September 25, 2006 AVO eruption warning[edit]

On September 25, 2006, the AVO warned that Fourpeaked would likely erupt again, and released the following information as part of a special information release:[3]

Based on all currently available evidence, AVO believes that an eruption from Fourpeaked in the next days to weeks is possible. Given below are some possible future scenarios for the current unrest at Fourpeaked, listed in order, with the most likely scenario listed first:

  1. A small to moderate eruption will occur, which may produce ash plumes exceeding 10 km (33,000 ft) above sea level. Lava flows may also occur.
  2. No eruption occurs. Unrest gradually subsides to background levels.
  3. A large eruption will occur, which would produce ash plumes exceeding 10 km (33,000 ft) above sea level, and possible widespread ash fall.

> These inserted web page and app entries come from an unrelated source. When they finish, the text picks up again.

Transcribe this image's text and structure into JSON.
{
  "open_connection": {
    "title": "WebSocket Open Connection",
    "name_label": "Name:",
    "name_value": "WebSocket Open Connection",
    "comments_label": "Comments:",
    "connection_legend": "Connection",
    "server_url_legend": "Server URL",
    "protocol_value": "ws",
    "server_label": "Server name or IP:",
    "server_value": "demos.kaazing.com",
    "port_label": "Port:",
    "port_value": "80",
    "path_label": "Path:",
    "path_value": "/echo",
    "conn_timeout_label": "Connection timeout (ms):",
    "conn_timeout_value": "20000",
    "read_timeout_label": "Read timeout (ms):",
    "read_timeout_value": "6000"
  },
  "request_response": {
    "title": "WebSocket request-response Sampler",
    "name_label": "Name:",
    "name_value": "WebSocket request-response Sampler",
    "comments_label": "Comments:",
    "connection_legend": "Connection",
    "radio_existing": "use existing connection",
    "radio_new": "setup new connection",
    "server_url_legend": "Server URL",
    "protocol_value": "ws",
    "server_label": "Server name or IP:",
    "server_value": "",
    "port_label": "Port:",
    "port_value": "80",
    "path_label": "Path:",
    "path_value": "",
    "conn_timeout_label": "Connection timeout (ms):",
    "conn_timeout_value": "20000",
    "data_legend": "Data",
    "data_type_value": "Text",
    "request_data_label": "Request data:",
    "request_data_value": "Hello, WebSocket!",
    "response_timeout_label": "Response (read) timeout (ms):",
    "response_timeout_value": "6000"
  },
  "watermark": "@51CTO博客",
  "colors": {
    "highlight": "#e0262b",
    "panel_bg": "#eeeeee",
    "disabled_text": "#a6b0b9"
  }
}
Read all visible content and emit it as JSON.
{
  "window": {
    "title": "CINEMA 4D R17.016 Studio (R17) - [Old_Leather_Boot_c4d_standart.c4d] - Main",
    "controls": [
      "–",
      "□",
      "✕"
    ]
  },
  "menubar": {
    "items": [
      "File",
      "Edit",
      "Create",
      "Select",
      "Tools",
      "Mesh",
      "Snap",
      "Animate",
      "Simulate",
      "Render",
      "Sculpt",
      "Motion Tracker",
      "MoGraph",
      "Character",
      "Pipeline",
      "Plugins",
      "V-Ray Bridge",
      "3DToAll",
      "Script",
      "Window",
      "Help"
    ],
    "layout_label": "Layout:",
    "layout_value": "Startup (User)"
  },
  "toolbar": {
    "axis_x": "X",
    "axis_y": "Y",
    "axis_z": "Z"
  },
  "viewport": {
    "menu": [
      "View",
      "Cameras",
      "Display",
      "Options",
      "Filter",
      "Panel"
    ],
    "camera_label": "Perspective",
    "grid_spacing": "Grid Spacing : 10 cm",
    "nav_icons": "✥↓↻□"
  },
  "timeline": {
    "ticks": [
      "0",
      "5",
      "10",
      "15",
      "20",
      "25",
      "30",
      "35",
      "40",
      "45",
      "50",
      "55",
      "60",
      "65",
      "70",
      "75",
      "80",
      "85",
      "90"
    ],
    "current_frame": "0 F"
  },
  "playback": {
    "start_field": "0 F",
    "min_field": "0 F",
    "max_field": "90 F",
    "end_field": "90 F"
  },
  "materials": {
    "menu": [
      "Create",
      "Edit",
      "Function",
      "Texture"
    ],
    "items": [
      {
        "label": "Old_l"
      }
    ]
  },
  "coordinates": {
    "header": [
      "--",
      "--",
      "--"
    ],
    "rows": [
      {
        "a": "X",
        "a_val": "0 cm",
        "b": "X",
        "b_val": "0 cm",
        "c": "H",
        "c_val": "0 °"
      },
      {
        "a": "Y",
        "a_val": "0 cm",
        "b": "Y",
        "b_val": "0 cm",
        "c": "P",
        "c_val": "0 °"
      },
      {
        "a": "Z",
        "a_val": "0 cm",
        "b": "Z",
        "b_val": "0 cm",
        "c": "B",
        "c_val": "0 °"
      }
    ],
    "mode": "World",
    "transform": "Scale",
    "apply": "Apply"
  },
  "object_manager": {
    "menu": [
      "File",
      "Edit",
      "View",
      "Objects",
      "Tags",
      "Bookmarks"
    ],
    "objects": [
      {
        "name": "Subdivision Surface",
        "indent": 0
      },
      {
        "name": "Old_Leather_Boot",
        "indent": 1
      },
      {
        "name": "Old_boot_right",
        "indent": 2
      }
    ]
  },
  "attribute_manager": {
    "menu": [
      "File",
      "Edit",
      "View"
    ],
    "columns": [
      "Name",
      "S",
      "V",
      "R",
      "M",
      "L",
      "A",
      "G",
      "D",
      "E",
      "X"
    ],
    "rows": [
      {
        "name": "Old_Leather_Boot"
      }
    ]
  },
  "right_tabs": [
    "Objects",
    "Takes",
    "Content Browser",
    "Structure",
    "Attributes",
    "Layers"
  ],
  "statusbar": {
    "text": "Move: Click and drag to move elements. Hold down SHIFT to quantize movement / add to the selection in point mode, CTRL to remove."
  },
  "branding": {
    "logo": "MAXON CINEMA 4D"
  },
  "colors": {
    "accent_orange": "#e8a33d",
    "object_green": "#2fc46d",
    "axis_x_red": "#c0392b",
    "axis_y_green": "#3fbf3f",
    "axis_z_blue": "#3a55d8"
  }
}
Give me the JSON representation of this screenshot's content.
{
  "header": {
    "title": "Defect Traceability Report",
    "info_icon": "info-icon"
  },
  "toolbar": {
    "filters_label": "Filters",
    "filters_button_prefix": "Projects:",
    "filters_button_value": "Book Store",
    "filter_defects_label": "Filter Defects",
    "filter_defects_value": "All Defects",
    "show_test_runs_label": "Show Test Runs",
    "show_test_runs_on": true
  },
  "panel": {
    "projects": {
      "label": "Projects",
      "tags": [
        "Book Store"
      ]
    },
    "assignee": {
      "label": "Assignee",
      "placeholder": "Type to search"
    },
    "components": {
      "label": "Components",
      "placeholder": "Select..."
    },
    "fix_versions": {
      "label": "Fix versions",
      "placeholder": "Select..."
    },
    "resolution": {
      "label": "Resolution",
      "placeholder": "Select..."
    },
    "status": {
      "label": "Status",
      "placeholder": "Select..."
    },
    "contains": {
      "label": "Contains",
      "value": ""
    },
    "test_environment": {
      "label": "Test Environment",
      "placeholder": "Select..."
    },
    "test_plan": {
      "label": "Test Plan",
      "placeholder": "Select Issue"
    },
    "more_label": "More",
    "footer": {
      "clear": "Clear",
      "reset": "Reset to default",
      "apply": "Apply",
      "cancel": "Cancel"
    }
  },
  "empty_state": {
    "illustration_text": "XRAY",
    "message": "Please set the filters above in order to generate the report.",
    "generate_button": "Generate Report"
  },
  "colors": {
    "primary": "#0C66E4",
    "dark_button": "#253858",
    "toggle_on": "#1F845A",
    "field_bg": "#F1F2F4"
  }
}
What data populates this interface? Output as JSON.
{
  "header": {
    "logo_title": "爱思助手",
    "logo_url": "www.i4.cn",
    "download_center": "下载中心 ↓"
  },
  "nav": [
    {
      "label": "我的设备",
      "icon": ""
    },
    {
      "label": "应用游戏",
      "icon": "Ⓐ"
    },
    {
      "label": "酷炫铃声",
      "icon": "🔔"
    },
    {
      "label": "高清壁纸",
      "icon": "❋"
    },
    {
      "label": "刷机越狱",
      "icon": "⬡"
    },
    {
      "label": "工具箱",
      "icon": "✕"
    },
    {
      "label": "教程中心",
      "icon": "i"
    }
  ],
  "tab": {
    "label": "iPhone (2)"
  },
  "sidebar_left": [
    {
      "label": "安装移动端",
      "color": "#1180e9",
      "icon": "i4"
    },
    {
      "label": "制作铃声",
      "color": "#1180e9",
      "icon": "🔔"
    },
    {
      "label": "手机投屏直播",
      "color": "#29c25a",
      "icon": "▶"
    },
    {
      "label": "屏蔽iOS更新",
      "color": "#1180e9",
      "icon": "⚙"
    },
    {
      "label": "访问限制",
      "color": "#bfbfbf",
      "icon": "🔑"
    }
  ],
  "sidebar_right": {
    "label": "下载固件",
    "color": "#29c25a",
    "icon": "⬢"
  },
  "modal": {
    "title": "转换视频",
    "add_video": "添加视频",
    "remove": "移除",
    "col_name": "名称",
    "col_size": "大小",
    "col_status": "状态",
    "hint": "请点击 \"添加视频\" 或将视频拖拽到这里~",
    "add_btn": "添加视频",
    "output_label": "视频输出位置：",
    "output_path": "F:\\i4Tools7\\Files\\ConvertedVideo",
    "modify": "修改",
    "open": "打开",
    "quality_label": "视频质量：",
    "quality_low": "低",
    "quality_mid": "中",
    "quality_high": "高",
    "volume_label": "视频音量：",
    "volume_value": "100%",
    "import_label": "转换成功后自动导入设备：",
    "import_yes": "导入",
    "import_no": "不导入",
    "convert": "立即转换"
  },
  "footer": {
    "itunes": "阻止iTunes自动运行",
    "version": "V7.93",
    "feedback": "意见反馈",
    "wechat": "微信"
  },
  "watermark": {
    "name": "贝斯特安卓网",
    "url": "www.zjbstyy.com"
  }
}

October 3, 2006[edit]

The Alaska Volcano Observatory completed installation of another seismometer near Fourpeaked. Almost immediately they detected an earthquake swarm of lower magnitude quakes. This behavior continued intermittently through the spring of 2007. Fourpeaked also continued to vent volcanic gases at the same rate as revealed in earlier air sampling.

Fourpeaked Mountain with active fumaroles and sulfur deposits on February 22, 2007

February 2007[edit]

In February, 2007 Fourpeaked began showing a relatively small but noticeable increase in activity. The Alaska Volcano Observatory reported February 8–9 that: "Three small explosive events were recorded by seismic and acoustic instruments Thursday and Friday (February 08–09) beginning at 10:36 AM AKST (1936 UTC) February 08. A possible large steam plume was observed in several partly cloudy satellite views Thursday afternoon."[this quote needs a citation] On February 18, the AVO reported a swarm of 13 small earthquakes under Fourpeaked, with the largest measuring 1.8 on the Richter Scale. On February 23, the AVO conducted a gas flight and detected the continued emission of sulfur dioxide (SO2).

March 2007[edit]

The Alaska Volcano Observatory began reporting in its Daily Update on Fourpeaked volcano that "several small explosion signals" were detected overnight, apparently continuing the series of small explosions which began on February 8. These "small explosions" continued until June, when Fourpeaked's classification was lowered to Green.

See also[edit]

References[edit]

  1. ^ "Fourpeaked - Activity Page". Alaska Volcano Observatory. Retrieved 2013-03-29. 
  2. ^ "Fourpeaked volcano reported activity". Alaska Volcano Observatory. Retrieved 2009-04-15. 
  3. ^ "Volcano Activity Notifications". Alaska Volcano Observatory. September 25, 2006. Retrieved 2009-04-15. 

External links[edit]